___ Provided information

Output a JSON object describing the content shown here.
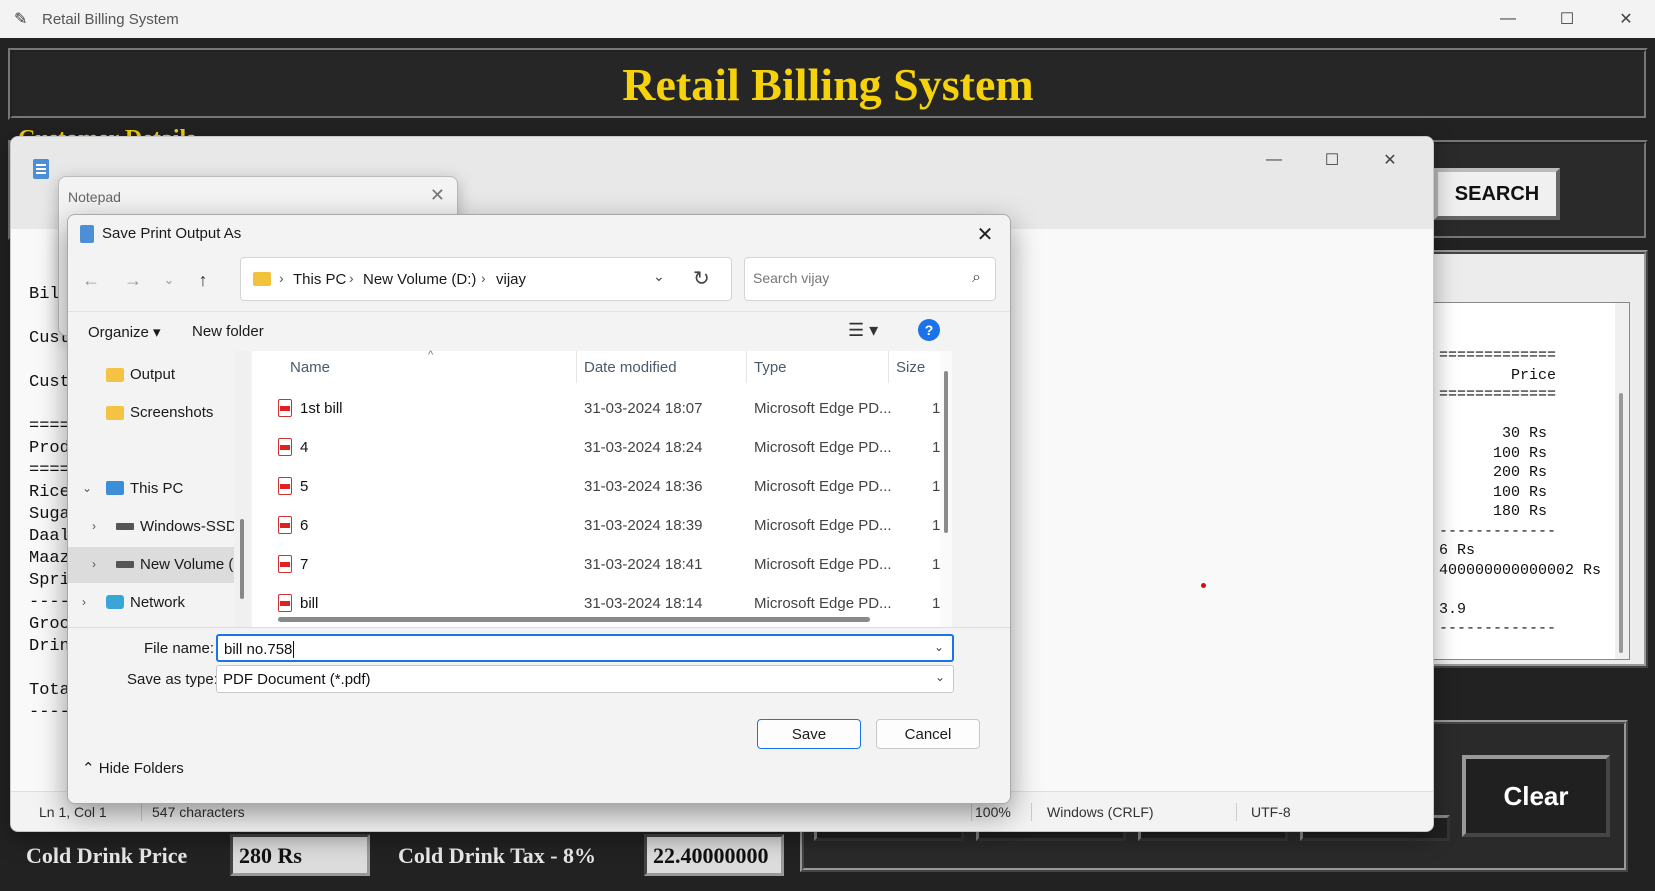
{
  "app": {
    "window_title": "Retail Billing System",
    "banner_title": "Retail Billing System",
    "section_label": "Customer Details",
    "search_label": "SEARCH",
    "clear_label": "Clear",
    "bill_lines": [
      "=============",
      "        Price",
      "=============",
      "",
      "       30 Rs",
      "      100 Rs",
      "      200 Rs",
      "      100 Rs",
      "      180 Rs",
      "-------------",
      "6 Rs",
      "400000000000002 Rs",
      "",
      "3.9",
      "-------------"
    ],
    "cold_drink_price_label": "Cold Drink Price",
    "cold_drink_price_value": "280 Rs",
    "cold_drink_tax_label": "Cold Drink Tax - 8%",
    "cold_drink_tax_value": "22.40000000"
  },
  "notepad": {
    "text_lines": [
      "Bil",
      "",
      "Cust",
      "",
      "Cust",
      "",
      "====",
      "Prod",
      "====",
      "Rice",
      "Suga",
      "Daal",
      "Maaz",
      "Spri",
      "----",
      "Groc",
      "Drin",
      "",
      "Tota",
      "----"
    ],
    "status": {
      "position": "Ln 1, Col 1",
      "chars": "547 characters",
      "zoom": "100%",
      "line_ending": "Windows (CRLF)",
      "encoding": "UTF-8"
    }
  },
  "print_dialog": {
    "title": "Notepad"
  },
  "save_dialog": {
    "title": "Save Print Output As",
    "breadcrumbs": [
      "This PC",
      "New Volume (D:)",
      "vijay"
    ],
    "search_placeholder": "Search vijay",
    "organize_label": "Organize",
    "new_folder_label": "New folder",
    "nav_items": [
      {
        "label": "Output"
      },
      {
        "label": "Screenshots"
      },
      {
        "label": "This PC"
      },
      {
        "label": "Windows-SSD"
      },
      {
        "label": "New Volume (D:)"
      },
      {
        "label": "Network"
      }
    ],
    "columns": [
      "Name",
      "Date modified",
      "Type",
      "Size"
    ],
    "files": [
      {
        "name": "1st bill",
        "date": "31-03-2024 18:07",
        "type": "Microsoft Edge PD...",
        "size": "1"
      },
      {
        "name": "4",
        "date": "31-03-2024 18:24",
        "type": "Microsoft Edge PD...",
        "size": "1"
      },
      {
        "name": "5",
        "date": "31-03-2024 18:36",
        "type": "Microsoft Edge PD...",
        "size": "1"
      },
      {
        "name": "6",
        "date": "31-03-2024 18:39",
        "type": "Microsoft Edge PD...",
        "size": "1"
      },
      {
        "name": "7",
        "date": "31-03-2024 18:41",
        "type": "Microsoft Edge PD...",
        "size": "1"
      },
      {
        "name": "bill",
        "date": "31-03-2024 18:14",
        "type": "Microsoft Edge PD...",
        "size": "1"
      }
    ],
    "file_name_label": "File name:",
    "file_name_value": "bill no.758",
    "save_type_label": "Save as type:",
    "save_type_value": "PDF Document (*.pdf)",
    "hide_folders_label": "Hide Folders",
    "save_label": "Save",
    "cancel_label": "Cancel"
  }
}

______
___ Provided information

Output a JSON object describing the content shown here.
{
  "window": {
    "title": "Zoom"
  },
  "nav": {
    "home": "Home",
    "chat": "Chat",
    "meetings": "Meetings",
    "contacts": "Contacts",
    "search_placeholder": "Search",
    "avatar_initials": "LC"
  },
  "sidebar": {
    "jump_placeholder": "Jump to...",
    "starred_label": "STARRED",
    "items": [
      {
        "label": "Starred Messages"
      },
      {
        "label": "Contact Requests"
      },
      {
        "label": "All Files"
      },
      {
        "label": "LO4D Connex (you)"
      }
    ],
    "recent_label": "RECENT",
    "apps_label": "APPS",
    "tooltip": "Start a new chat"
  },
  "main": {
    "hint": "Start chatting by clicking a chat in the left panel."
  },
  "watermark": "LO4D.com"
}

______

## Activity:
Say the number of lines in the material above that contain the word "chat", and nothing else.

## Response to the task:
3